Generous grants from the Champlin Foundations and the Rhode Island Foundation would provide money for construction of the new buildings. Additional donations would later come from the New England Blacksmiths Association, the late Clinton Payne, and the membership. The buildings would be simple, barn-type structures typical of a 19th century village where artisans would carry on their craft. The Founder’s dream of a museum consisting of a series of separate buildings housing individual, small related exhibits was finally, after almost 60 years, coming to fruition. The four new buildings, constructed by Vadge Kroll (now President of Sun Systems Inc./Kroll Building Co., Narragansett, RI), were completed late in the summer of 1995 and were officially opened on May 1, 1996.
Nineteen ninety-five was the most successful year to date for the Museum in terms of financial condition, increased membership, number of visitors, and addition of new events. A total of 7,526 people visited the Museum that year from 31 states and 24 foreign countries.
Nineteen ninety-six brought the demise of the venerable Kenyon’s Department Store in Wakefield, RI. The store had been an area institution since 1856. Upon closing, Carol Kenyon Hazlehurst, the great granddaughter of Kenyon’s founder William G. Kenyon, donated all of the department store’s artifacts and memorabilia, including fixtures, counters, mannequins, display racks, a roll-top desk, antique cash register, and photographs to the South County Museum. This represented yet another giant step in completing the Museum’s New England village, for what village doesn’t have a general store? The museum’s collection had continued to expand during the ‘80s and ‘90s—artifacts in the Museum’s collection numbered in excess of 20,000 by the end of the 20th century.
The year 2000 brought with it the construction of the new, and now current, entrance to the Museum. Previously, the Museum entrance had been through the Narragansett Beach parking lot adjoining Boston Neck Road (Route 1A). Visitors would now turn at the Native American Memorial on Kingstown Road (approximately one half mile west of downtown Narragansett) onto Strathmore Street, and ultimately enter the Museum grounds through the Canonchet orchard. The result of this change has been to make the Museum a little more challenging for visitors to find, but hopefully worth the effort!

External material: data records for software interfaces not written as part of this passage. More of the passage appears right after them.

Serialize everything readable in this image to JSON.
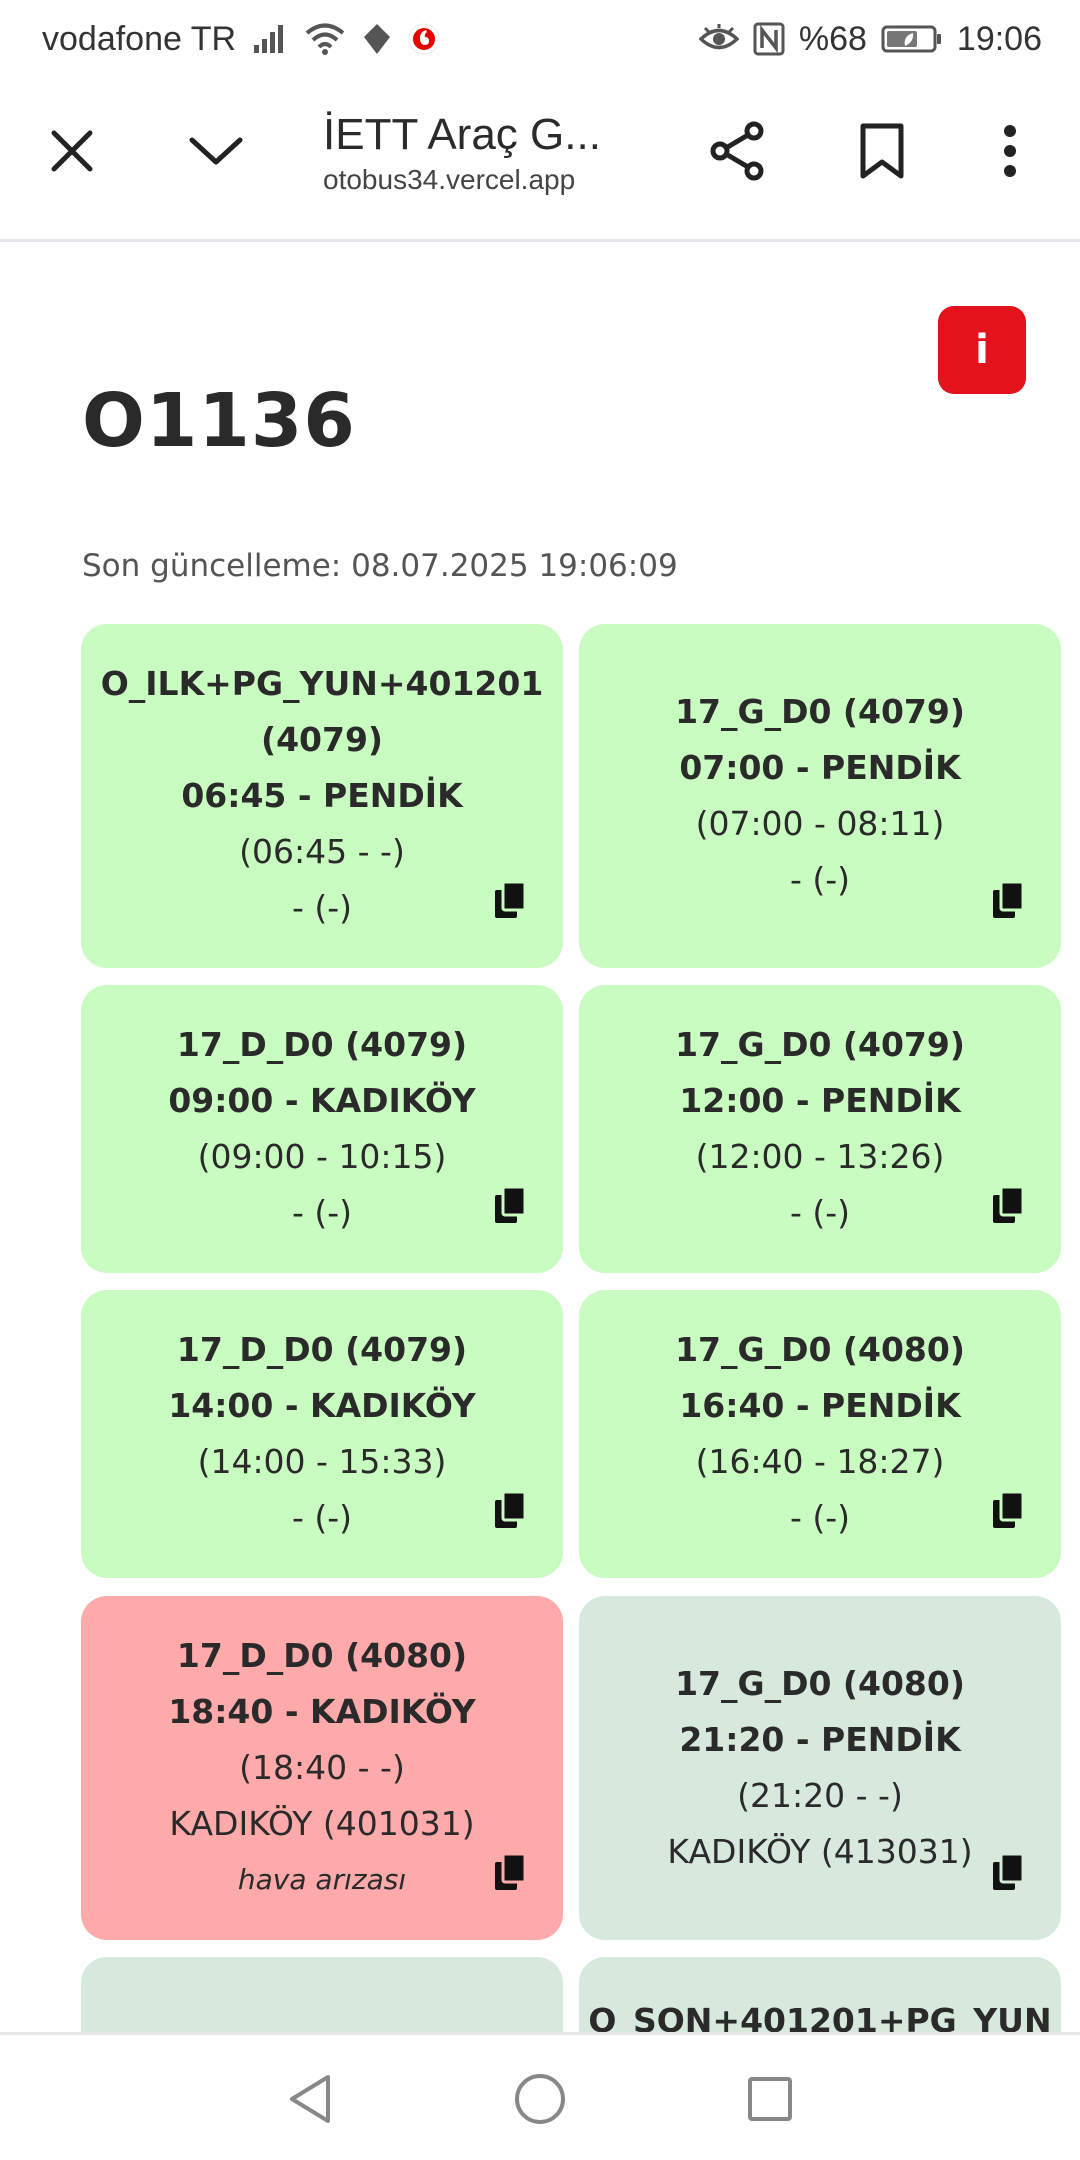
{
  "status_bar": {
    "carrier": "vodafone TR",
    "battery": "%68",
    "time": "19:06",
    "icons": [
      "signal-icon",
      "wifi-icon",
      "data-saver-icon",
      "vodafone-icon",
      "eye-icon",
      "nfc-icon",
      "battery-icon"
    ]
  },
  "browser": {
    "title": "İETT Araç G...",
    "url": "otobus34.vercel.app",
    "icons": [
      "close-icon",
      "chevron-down-icon",
      "share-icon",
      "bookmark-icon",
      "more-vert-icon"
    ]
  },
  "page": {
    "info_label": "i",
    "title": "O1136",
    "last_update": "Son güncelleme: 08.07.2025 19:06:09"
  },
  "colors": {
    "completed": "#c9fcc0",
    "fault": "#ffaaaa",
    "planned": "#d6e9dc",
    "info_button": "#e3121b"
  },
  "trips": [
    {
      "status": "green",
      "line1": "O_ILK+PG_YUN+401201",
      "line2": "(4079)",
      "line3": "06:45 - PENDİK",
      "line4": "(06:45 - -)",
      "line5": "- (-)",
      "note": ""
    },
    {
      "status": "green",
      "line1": "17_G_D0 (4079)",
      "line2": "07:00 - PENDİK",
      "line3": "(07:00 - 08:11)",
      "line4": "- (-)",
      "line5": "",
      "note": ""
    },
    {
      "status": "green",
      "line1": "17_D_D0 (4079)",
      "line2": "09:00 - KADIKÖY",
      "line3": "(09:00 - 10:15)",
      "line4": "- (-)",
      "line5": "",
      "note": ""
    },
    {
      "status": "green",
      "line1": "17_G_D0 (4079)",
      "line2": "12:00 - PENDİK",
      "line3": "(12:00 - 13:26)",
      "line4": "- (-)",
      "line5": "",
      "note": ""
    },
    {
      "status": "green",
      "line1": "17_D_D0 (4079)",
      "line2": "14:00 - KADIKÖY",
      "line3": "(14:00 - 15:33)",
      "line4": "- (-)",
      "line5": "",
      "note": ""
    },
    {
      "status": "green",
      "line1": "17_G_D0 (4080)",
      "line2": "16:40 - PENDİK",
      "line3": "(16:40 - 18:27)",
      "line4": "- (-)",
      "line5": "",
      "note": ""
    },
    {
      "status": "red",
      "line1": "17_D_D0 (4080)",
      "line2": "18:40 - KADIKÖY",
      "line3": "(18:40 - -)",
      "line4": "KADIKÖY (401031)",
      "line5": "",
      "note": "hava arızası"
    },
    {
      "status": "grey",
      "line1": "17_G_D0 (4080)",
      "line2": "21:20 - PENDİK",
      "line3": "(21:20 - -)",
      "line4": "KADIKÖY (413031)",
      "line5": "",
      "note": ""
    },
    {
      "status": "grey",
      "line1": "",
      "line2": "",
      "line3": "",
      "line4": "",
      "line5": "",
      "note": ""
    },
    {
      "status": "grey",
      "line1": "O_SON+401201+PG_YUN",
      "line2": "",
      "line3": "",
      "line4": "",
      "line5": "",
      "note": ""
    }
  ],
  "nav": {
    "icons": [
      "back-icon",
      "home-icon",
      "recents-icon"
    ]
  }
}
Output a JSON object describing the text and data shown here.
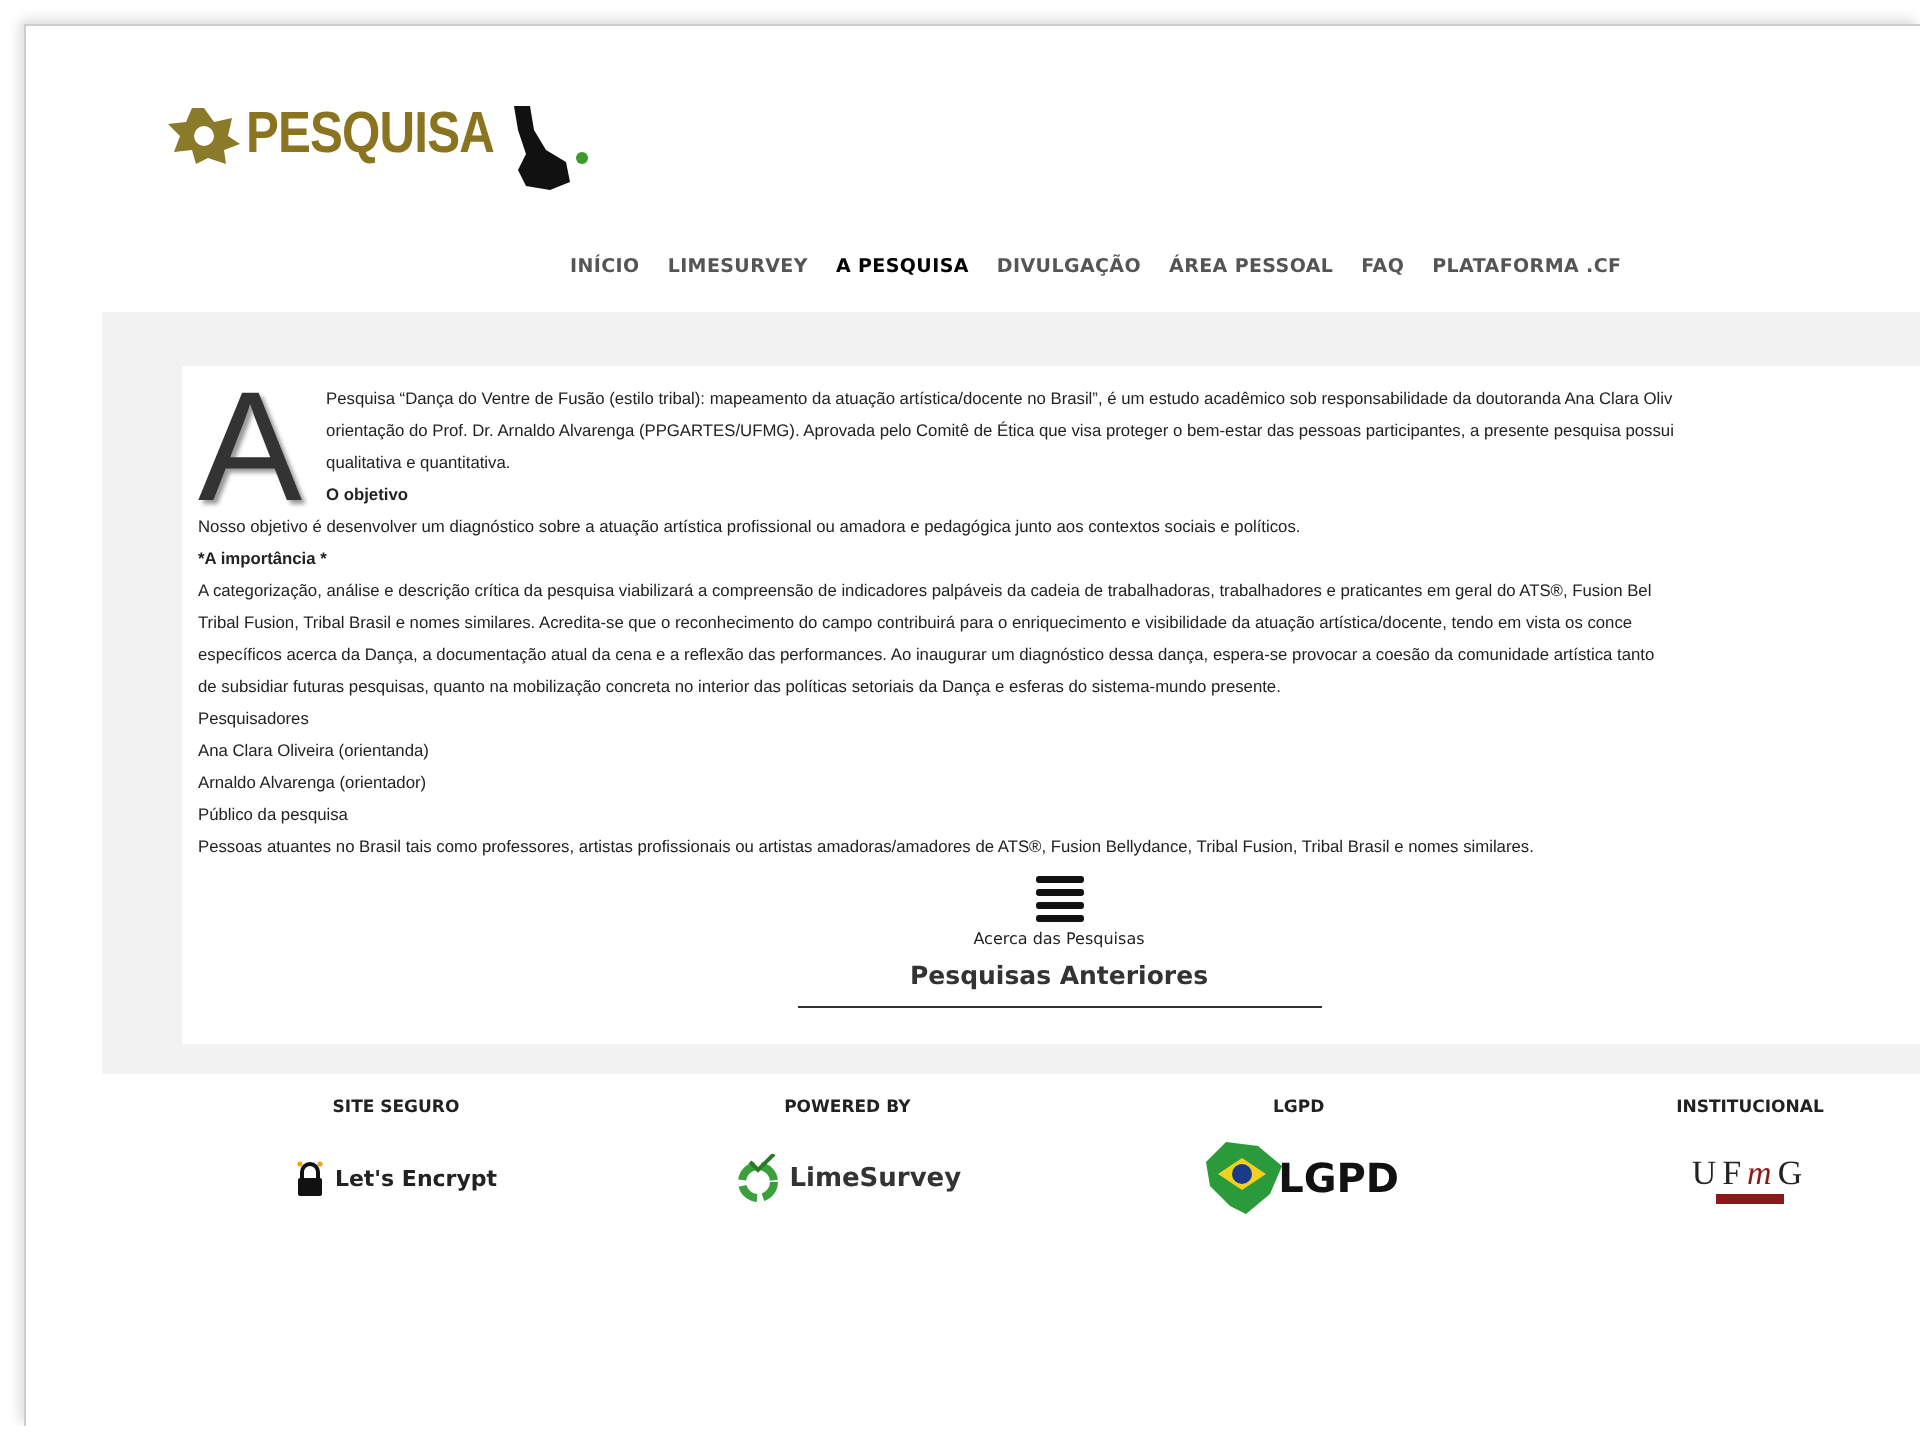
{
  "logo": {
    "text": "PESQUISA"
  },
  "nav": [
    {
      "label": "INÍCIO",
      "selected": false
    },
    {
      "label": "LIMESURVEY",
      "selected": false
    },
    {
      "label": "A PESQUISA",
      "selected": true
    },
    {
      "label": "DIVULGAÇÃO",
      "selected": false
    },
    {
      "label": "ÁREA PESSOAL",
      "selected": false
    },
    {
      "label": "FAQ",
      "selected": false
    },
    {
      "label": "PLATAFORMA .CF",
      "selected": false
    }
  ],
  "article": {
    "drop_cap": "A",
    "intro_lines": [
      "Pesquisa “Dança do Ventre de Fusão (estilo tribal): mapeamento da atuação artística/docente no Brasil”, é um estudo acadêmico sob responsabilidade da doutoranda Ana Clara Oliv",
      "orientação do Prof. Dr. Arnaldo Alvarenga (PPGARTES/UFMG). Aprovada pelo Comitê de Ética que visa proteger o bem-estar das pessoas participantes, a presente pesquisa possui",
      "qualitativa e quantitativa."
    ],
    "objective_heading": "O objetivo",
    "lines": [
      {
        "kind": "text",
        "text": "Nosso objetivo é desenvolver um diagnóstico sobre a atuação artística profissional ou amadora e pedagógica junto aos contextos sociais e políticos."
      },
      {
        "kind": "heading",
        "text": "*A importância *"
      },
      {
        "kind": "text",
        "text": "A categorização, análise e descrição crítica da pesquisa viabilizará a compreensão de indicadores palpáveis da cadeia de trabalhadoras, trabalhadores e praticantes em geral do ATS®, Fusion Bel"
      },
      {
        "kind": "text",
        "text": "Tribal Fusion, Tribal Brasil e nomes similares. Acredita-se que o reconhecimento do campo contribuirá para o enriquecimento e visibilidade da atuação artística/docente, tendo em vista os conce"
      },
      {
        "kind": "text",
        "text": "específicos acerca da Dança, a documentação atual da cena e a reflexão das performances. Ao inaugurar um diagnóstico dessa dança, espera-se provocar a coesão da comunidade artística tanto"
      },
      {
        "kind": "text",
        "text": "de subsidiar futuras pesquisas, quanto na mobilização concreta no interior das políticas setoriais da Dança e esferas do sistema-mundo presente."
      },
      {
        "kind": "text",
        "text": "Pesquisadores"
      },
      {
        "kind": "text",
        "text": "Ana Clara Oliveira (orientanda)"
      },
      {
        "kind": "text",
        "text": "Arnaldo Alvarenga (orientador)"
      },
      {
        "kind": "text",
        "text": "Público da pesquisa"
      },
      {
        "kind": "text",
        "text": "Pessoas atuantes no Brasil tais como professores, artistas profissionais ou artistas amadoras/amadores de ATS®, Fusion Bellydance, Tribal Fusion, Tribal Brasil e nomes similares."
      }
    ],
    "menu_label": "Acerca das Pesquisas",
    "section_title": "Pesquisas Anteriores"
  },
  "footer": [
    {
      "kind": "letsencrypt",
      "heading": "SITE SEGURO",
      "logo_text": "Let's Encrypt"
    },
    {
      "kind": "limesurvey",
      "heading": "POWERED BY",
      "logo_text": "LimeSurvey"
    },
    {
      "kind": "lgpd",
      "heading": "LGPD",
      "logo_text": "LGPD"
    },
    {
      "kind": "ufmg",
      "heading": "INSTITUCIONAL",
      "logo_parts": [
        {
          "text": "UF",
          "accent": false
        },
        {
          "text": "m",
          "accent": true
        },
        {
          "text": "G",
          "accent": false
        }
      ]
    }
  ]
}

As the Museum moves into the twenty-first century, its mission has remained true to its roots–to inspire wonder and a better understanding of the agricultural, rural village and coastal life of ‘South County’ Rhode Island before the emergence of suburban communities. Today, the Museum continues to welcome visitors from all over the world and provide classes, programs, and events to the public throughout the year, with its main exhibits open from the beginning of May to the end of September. Blacksmithing classes and the Annual Folk Art Quilt Show continue to be popular, while a chick hatch and lighting exhibit are new additions to the Museum’s programs. The recent addition of a new web site, Facebook and Instagram pages have extended the Museum’s outreach and will provide a forum to further extend the Museum’s mission and purpose.